Let’s get to the point, the reason for buying into an out of the ordinary lens is because it can do things other lenses can’t. This is the case with the
There are other unique features which we will dig into, but one of the main benefits is that it can be used on many different camera bodies such as Canon, Nikon, Fuji and Sony. The lens also works equally well on both film, digital and crop sensor camera bodies. You just need the right adapter from Lomogon.
The lens has been made in conjunction with Zenit and will be manufactured in China (understandably, to keep down production costs, but still keep the same level of quality as elsewhere). The lens is currently at the kickstarter phase of its development and looks like it will hit its targets pretty soon. Aimed as a good companion for travel and street photography the design itself, especially in brass is definitely going to attract attention along with its unique way of changing apertures.
The lens has a focal length of 32mm, comprising of six multi coated elements in six groups. The widest aperture is f/2.5 which can be adjusted via a large dial on the lens going through f/4, f/5.6, f/8 and f/11 producing perfectly round bokeh. It’s all manual focusing here with a Helicoid focusing mechanism and features a 62mm filter thread. When eventually available, clearly you want to buy the brass version as it looks something like a 1800’s nautical viewing device, that’s if you want the cool antique look. The lens is also entirely assembled by hand.
Lomogon say the lense’s unique qualities center around enhanced colors, high contrast, a 32mm focal length best fitted for travel and street photography and a minimum focusing distance of 0.4m. Even though it’s all manual, the lens is designed for speed to quickly dial in the aperture of your choice and be as close or wide as you need.
The dial-styled aperture mechanism is the thing that’s going to attract the most attention.

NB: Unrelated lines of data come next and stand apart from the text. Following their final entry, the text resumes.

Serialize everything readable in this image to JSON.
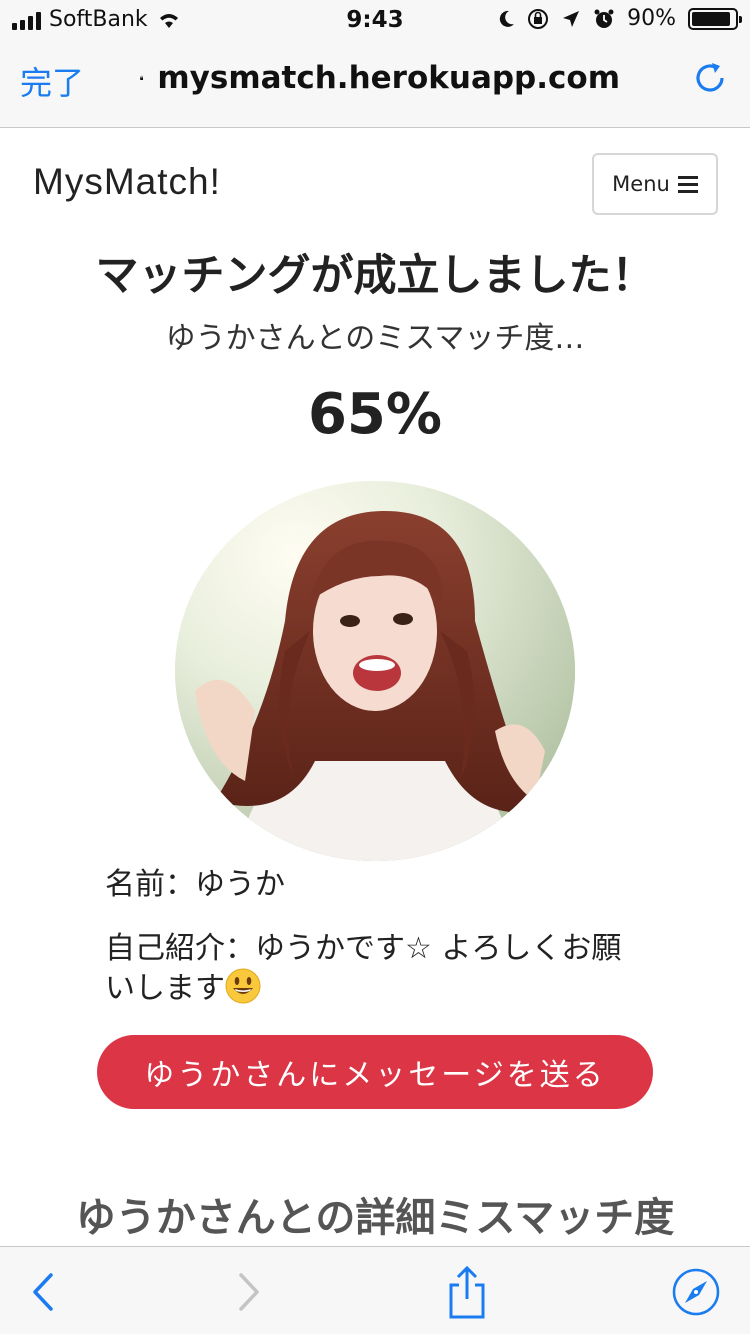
{
  "status_bar": {
    "carrier": "SoftBank",
    "time": "9:43",
    "battery": "90%",
    "battery_level": 0.9,
    "icons": [
      "signal-icon",
      "wifi-icon",
      "moon-icon",
      "orientation-lock-icon",
      "location-icon",
      "alarm-icon",
      "battery-icon"
    ]
  },
  "browser": {
    "done_label": "完了",
    "url": "mysmatch.herokuapp.com",
    "icons": [
      "lock-icon",
      "reload-icon"
    ],
    "toolbar_icons": [
      "back-icon",
      "forward-icon",
      "share-icon",
      "compass-icon"
    ]
  },
  "navbar": {
    "brand": "MysMatch!",
    "menu_label": "Menu",
    "menu_icon": "hamburger-icon"
  },
  "match": {
    "headline": "マッチングが成立しました！",
    "subline": "ゆうかさんとのミスマッチ度…",
    "percent": "65%"
  },
  "profile": {
    "avatar_icon": "profile-photo",
    "name_line": "名前：ゆうか",
    "bio_line": "自己紹介：ゆうかです☆ よろしくお願いします",
    "bio_emoji": "smiley-emoji-icon"
  },
  "actions": {
    "message_button": "ゆうかさんにメッセージを送る"
  },
  "detail": {
    "heading": "ゆうかさんとの詳細ミスマッチ度"
  },
  "colors": {
    "accent_blue": "#1a7cf0",
    "button_red": "#dc3545",
    "text_dark": "#222222",
    "heading_gray": "#555555"
  }
}
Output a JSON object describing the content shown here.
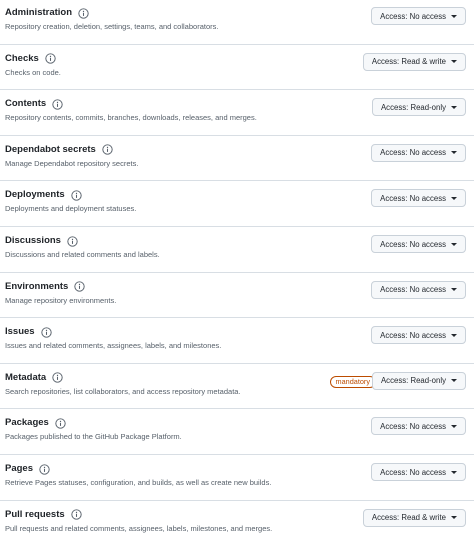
{
  "permissions": [
    {
      "title": "Administration",
      "description": "Repository creation, deletion, settings, teams, and collaborators.",
      "access": "Access: No access"
    },
    {
      "title": "Checks",
      "description": "Checks on code.",
      "access": "Access: Read & write"
    },
    {
      "title": "Contents",
      "description": "Repository contents, commits, branches, downloads, releases, and merges.",
      "access": "Access: Read-only"
    },
    {
      "title": "Dependabot secrets",
      "description": "Manage Dependabot repository secrets.",
      "access": "Access: No access"
    },
    {
      "title": "Deployments",
      "description": "Deployments and deployment statuses.",
      "access": "Access: No access"
    },
    {
      "title": "Discussions",
      "description": "Discussions and related comments and labels.",
      "access": "Access: No access"
    },
    {
      "title": "Environments",
      "description": "Manage repository environments.",
      "access": "Access: No access"
    },
    {
      "title": "Issues",
      "description": "Issues and related comments, assignees, labels, and milestones.",
      "access": "Access: No access"
    },
    {
      "title": "Metadata",
      "description": "Search repositories, list collaborators, and access repository metadata.",
      "access": "Access: Read-only",
      "badge": "mandatory"
    },
    {
      "title": "Packages",
      "description": "Packages published to the GitHub Package Platform.",
      "access": "Access: No access"
    },
    {
      "title": "Pages",
      "description": "Retrieve Pages statuses, configuration, and builds, as well as create new builds.",
      "access": "Access: No access"
    },
    {
      "title": "Pull requests",
      "description": "Pull requests and related comments, assignees, labels, milestones, and merges.",
      "access": "Access: Read & write"
    }
  ],
  "icons": {
    "info": "info-icon",
    "dropdown": "caret-down-icon"
  },
  "colors": {
    "badge": "#bc4c00",
    "border": "#d8dee4",
    "muted_text": "#57606a"
  }
}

The idea is that it works by a click-and-stop feeling, which means that you can feel each aperture setting lock into place as you turn the wheel. Once you get used to the lens, aperture changes should be extremely rapid. Circular holes in the dial also mean circular bokeh, something you can’t get with regular blade diaphragms on other lenses. The other benefit changing the aperture in this manner is that you can get unique bokeh effects, moving from one aperture to another. In other words, it promotes you being creative with your aperture settings and getting some wild looks.
Videographers may also like the lens to create special bokeh effects, a unique way to change aperture and also get more of a cinematic look.
At such an early stage, we are just looking at the example images provided on the Lomogon kickstart pages for what this lens can do. There’s a clear deep contrast to all the images, with rich colors. I could only find one night time shot which highlighted the round bokeh, more hopefully to come.
This is going to be one of those lenses where you definitely have to play with for some time, especially that aperture dial to find the possibilities of this lens. The results at this stage are very promising.
If this was a full camera review, we would give you links from where to buy the lens, comparisons and so on. However, the lens is still at the Kickstarter phase, but it should have an eventual retail price of $499.00 USD. Help them out with their Kickstarter campaign and you could save up to 40% when the lens is available. They are hoping to start delivery in November 2019.
As comparison lenses go, there are offerings from Canon, like the 16-35mm f/2.8 zoom or a Sigma 30mm f/1.4 DC HSM ART lens, Sony FE 35mm f/2.8 or a Nikon AF NIKKOR 35mm f/2D at a comparable price. Some of these are zooms, some go wider with similar image quality, but a lens like the Lomogon 2.5/32 Art is to produce a unique perspective on the world in a way no other lenses can produce. If you check out their Kickstarter page, it has loads of example images from portraits to travel photography, all giving a distinctive way to display colors, saturation and bokeh. That’s the point here, to do something optically knowable lens can. Sure, you can post edit images and add filters all day long, but it’s nothing like getting that exact look with a lens.
35mm is also a good choice over a 50mm lens as a standard prime, as the 35mm is not too long and not too wide. Some prefer the benefits of a 35mm lens with a slighter wider perspective than a 50mm and more room for creativity with cropping as a general use prime.
We will have to wait a little longer until we can get our grubby paws on one of these unique lenses, but suffice to say at this point and considering the price, the lens could be an ideal way to set you apart from the rest. In today’s very busy photography world, it’s our own unique perspective of how we capture the moment which can set us apart and this lens may just do the job.